Viruses are the smallest and most abundant components of plankton. They range in size from 0.02 – 0.2um in diameter. In one liter of surface seawater you would find up to 10 billion viruses!
When most people think of a virus they associate it with sickness, but viruses are essential to the regulation of saltwater and freshwater ecosystems. Most marine viruses are bacteriophages, infecting the bacteria in aquatic microbial communities, and are harmless to plants and animals.
Virus particles (virions) are not alive in that they have no metabolism, no mobility with which to swim, and they do not grow. Instead, new viruses are assembled within a host cell. In order to replicate, a virus must contact an appropriate host cell and transfer its genetic material to the inside of that cell. Once inside, the viral genome directs the host cell to produce new virions.

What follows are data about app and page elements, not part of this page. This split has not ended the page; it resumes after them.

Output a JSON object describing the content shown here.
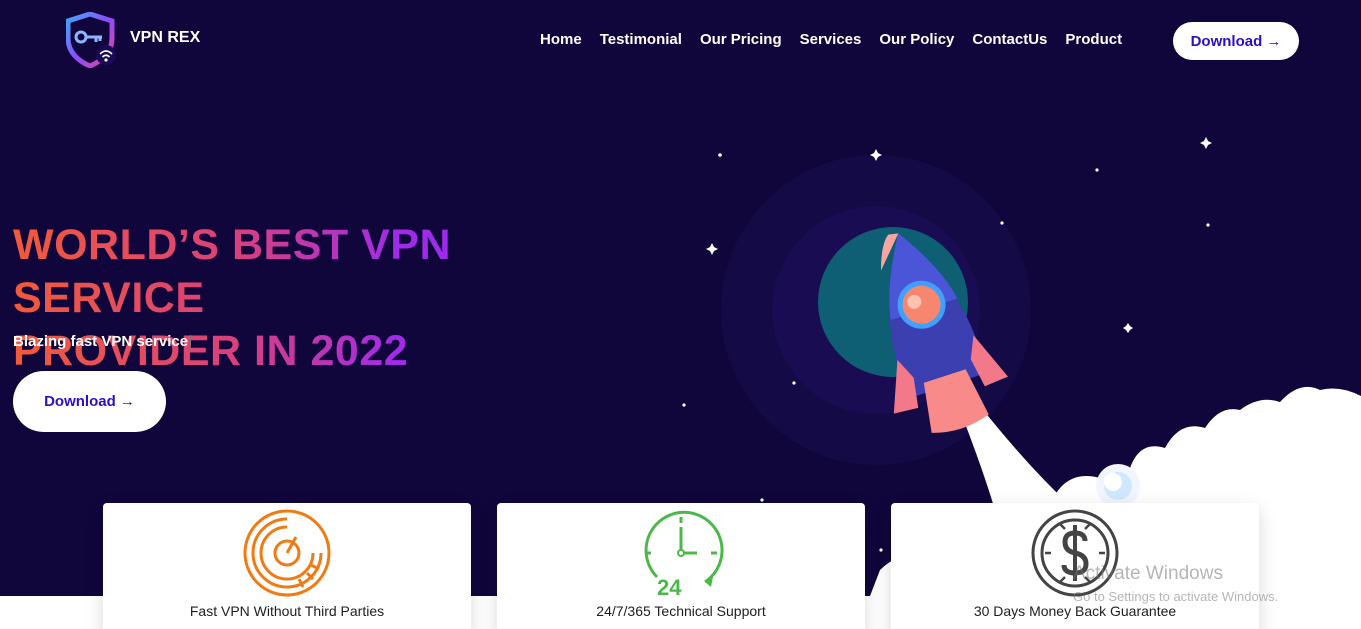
{
  "brand": {
    "name": "VPN REX"
  },
  "nav": {
    "items": [
      "Home",
      "Testimonial",
      "Our Pricing",
      "Services",
      "Our Policy",
      "ContactUs",
      "Product"
    ],
    "download_label": "Download →"
  },
  "hero": {
    "title_line1": "WORLD’S BEST VPN SERVICE",
    "title_line2": "PROVIDER IN 2022",
    "subtitle": "Blazing fast VPN service",
    "download_label": "Download →"
  },
  "features": [
    {
      "label": "Fast VPN Without Third Parties",
      "icon": "speedometer-icon",
      "color": "#f07b14"
    },
    {
      "label": "24/7/365 Technical Support",
      "icon": "clock-24-icon",
      "color": "#4db84a",
      "icon_text": "24"
    },
    {
      "label": "30 Days Money Back Guarantee",
      "icon": "dollar-coin-icon",
      "color": "#444444"
    }
  ],
  "watermark": {
    "title": "Activate Windows",
    "subtitle": "Go to Settings to activate Windows."
  },
  "colors": {
    "background": "#10063b",
    "button_text": "#2b0ec8",
    "gradient": [
      "#f25a3a",
      "#d9407e",
      "#a02be8",
      "#8a2bff"
    ]
  }
}
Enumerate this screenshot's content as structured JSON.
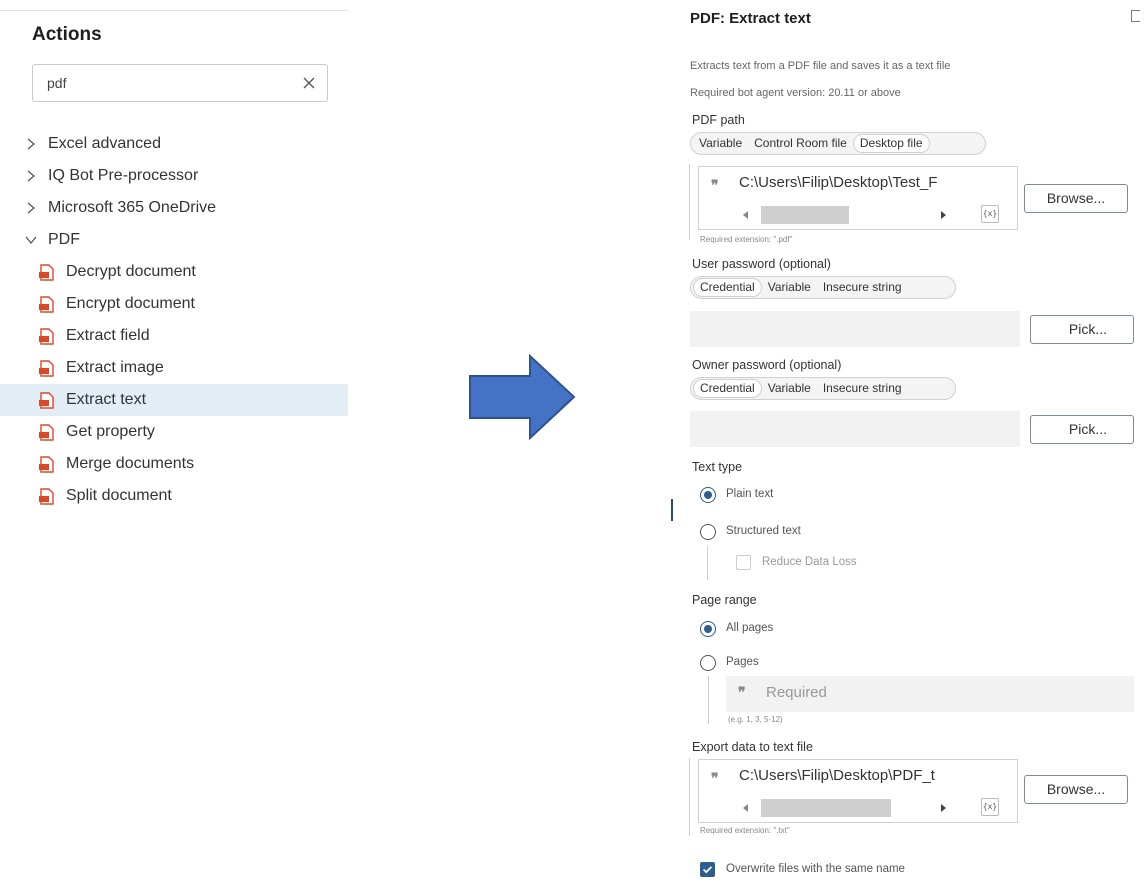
{
  "left_panel": {
    "title": "Actions",
    "search": {
      "value": "pdf",
      "clear_icon": "close-icon"
    },
    "groups": [
      {
        "label": "Excel advanced",
        "expanded": false
      },
      {
        "label": "IQ Bot Pre-processor",
        "expanded": false
      },
      {
        "label": "Microsoft 365 OneDrive",
        "expanded": false
      },
      {
        "label": "PDF",
        "expanded": true
      }
    ],
    "pdf_actions": [
      {
        "label": "Decrypt document"
      },
      {
        "label": "Encrypt document"
      },
      {
        "label": "Extract field"
      },
      {
        "label": "Extract image"
      },
      {
        "label": "Extract text",
        "selected": true
      },
      {
        "label": "Get property"
      },
      {
        "label": "Merge documents"
      },
      {
        "label": "Split document"
      }
    ],
    "selected_bg": "#e3edf5"
  },
  "arrow_color": "#4472c4",
  "right_panel": {
    "title": "PDF: Extract text",
    "description": "Extracts text from a PDF file and saves it as a text file",
    "version_note": "Required bot agent version: 20.11 or above",
    "pdf_path": {
      "label": "PDF path",
      "tabs": [
        "Variable",
        "Control Room file",
        "Desktop file"
      ],
      "active_tab": "Desktop file",
      "value": "C:\\Users\\Filip\\Desktop\\Test_F",
      "browse_label": "Browse...",
      "hint": "Required extension: \".pdf\""
    },
    "user_password": {
      "label": "User password (optional)",
      "tabs": [
        "Credential",
        "Variable",
        "Insecure string"
      ],
      "active_tab": "Credential",
      "pick_label": "Pick..."
    },
    "owner_password": {
      "label": "Owner password (optional)",
      "tabs": [
        "Credential",
        "Variable",
        "Insecure string"
      ],
      "active_tab": "Credential",
      "pick_label": "Pick..."
    },
    "text_type": {
      "label": "Text type",
      "options": [
        "Plain text",
        "Structured text"
      ],
      "selected": "Plain text",
      "reduce_loss_label": "Reduce Data Loss"
    },
    "page_range": {
      "label": "Page range",
      "options": [
        "All pages",
        "Pages"
      ],
      "selected": "All pages",
      "pages_placeholder": "Required",
      "pages_hint": "(e.g. 1, 3, 5-12)"
    },
    "export": {
      "label": "Export data to text file",
      "value": "C:\\Users\\Filip\\Desktop\\PDF_t",
      "browse_label": "Browse...",
      "hint": "Required extension: \".txt\""
    },
    "overwrite": {
      "label": "Overwrite files with the same name",
      "checked": true
    },
    "var_icon_text": "{x}",
    "accent": "#2d5e8e"
  }
}
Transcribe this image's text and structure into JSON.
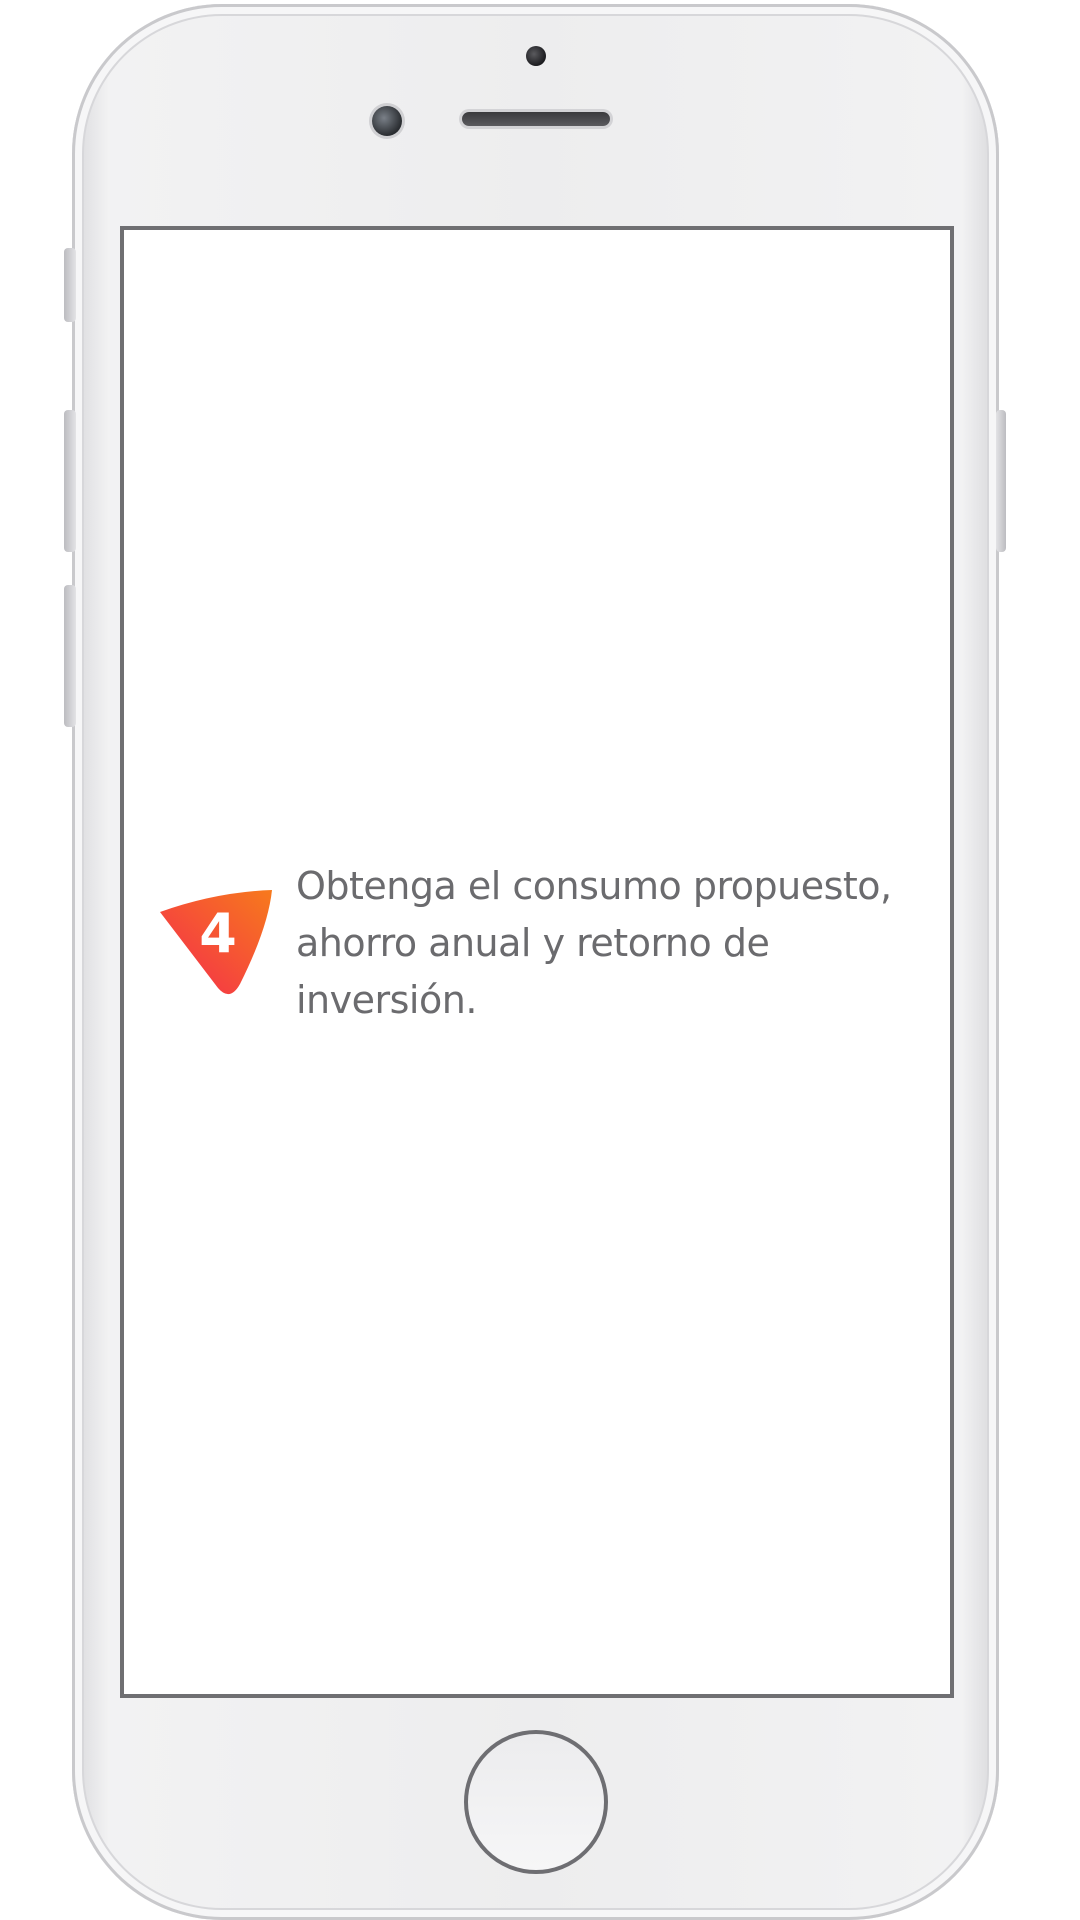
{
  "step": {
    "number": "4",
    "description": "Obtenga el consumo propuesto, ahorro anual y retorno de inversión."
  },
  "colors": {
    "badge_gradient_start": "#f42a4e",
    "badge_gradient_end": "#f77a1c",
    "text": "#6b6b6e"
  },
  "icons": {
    "step_badge": "rounded-triangle-badge"
  }
}
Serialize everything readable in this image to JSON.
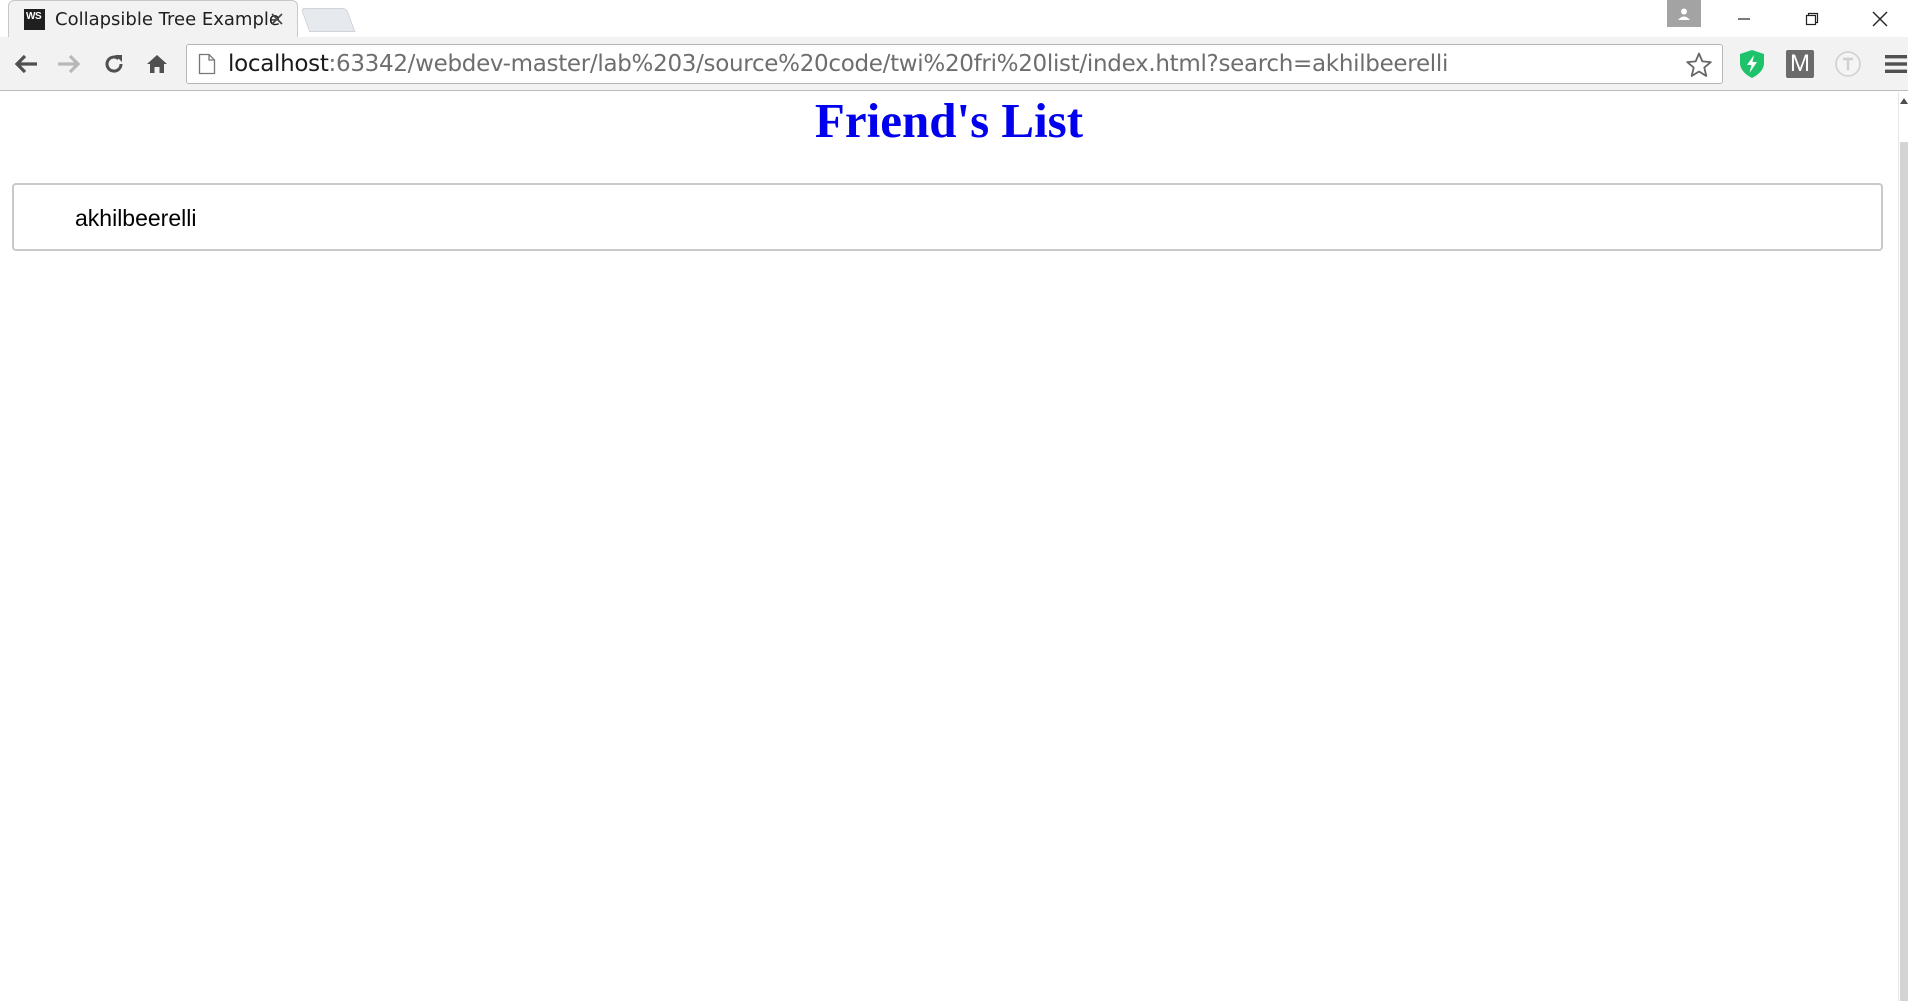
{
  "browser": {
    "tab": {
      "favicon_text": "WS",
      "title": "Collapsible Tree Example"
    },
    "address_bar": {
      "host": "localhost",
      "rest": ":63342/webdev-master/lab%203/source%20code/twi%20fri%20list/index.html?search=akhilbeerelli"
    },
    "extensions": {
      "m_label": "M"
    }
  },
  "page": {
    "title": "Friend's List",
    "friends": [
      "akhilbeerelli"
    ]
  },
  "colors": {
    "title": "#0000ee",
    "shield_extension": "#1ec26b",
    "box_border": "#c9c9c9"
  },
  "icons": [
    "back-arrow-icon",
    "forward-arrow-icon",
    "reload-icon",
    "home-icon",
    "page-icon",
    "star-icon",
    "shield-bolt-icon",
    "chrome-menu-icon",
    "profile-icon",
    "minimize-icon",
    "restore-icon",
    "close-icon"
  ]
}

When these newly created virions exit the host cell (often killing the cell in the process), they are again lifeless particles drifting in the sea, waiting another chance encounter with the right type of cell.
Viruses are so small that they can only be viewed with a scanning electron microscope, or they can also be detected as small dots using epifluorescence microscopy with a sufficiently bright fluorescent DNA stain.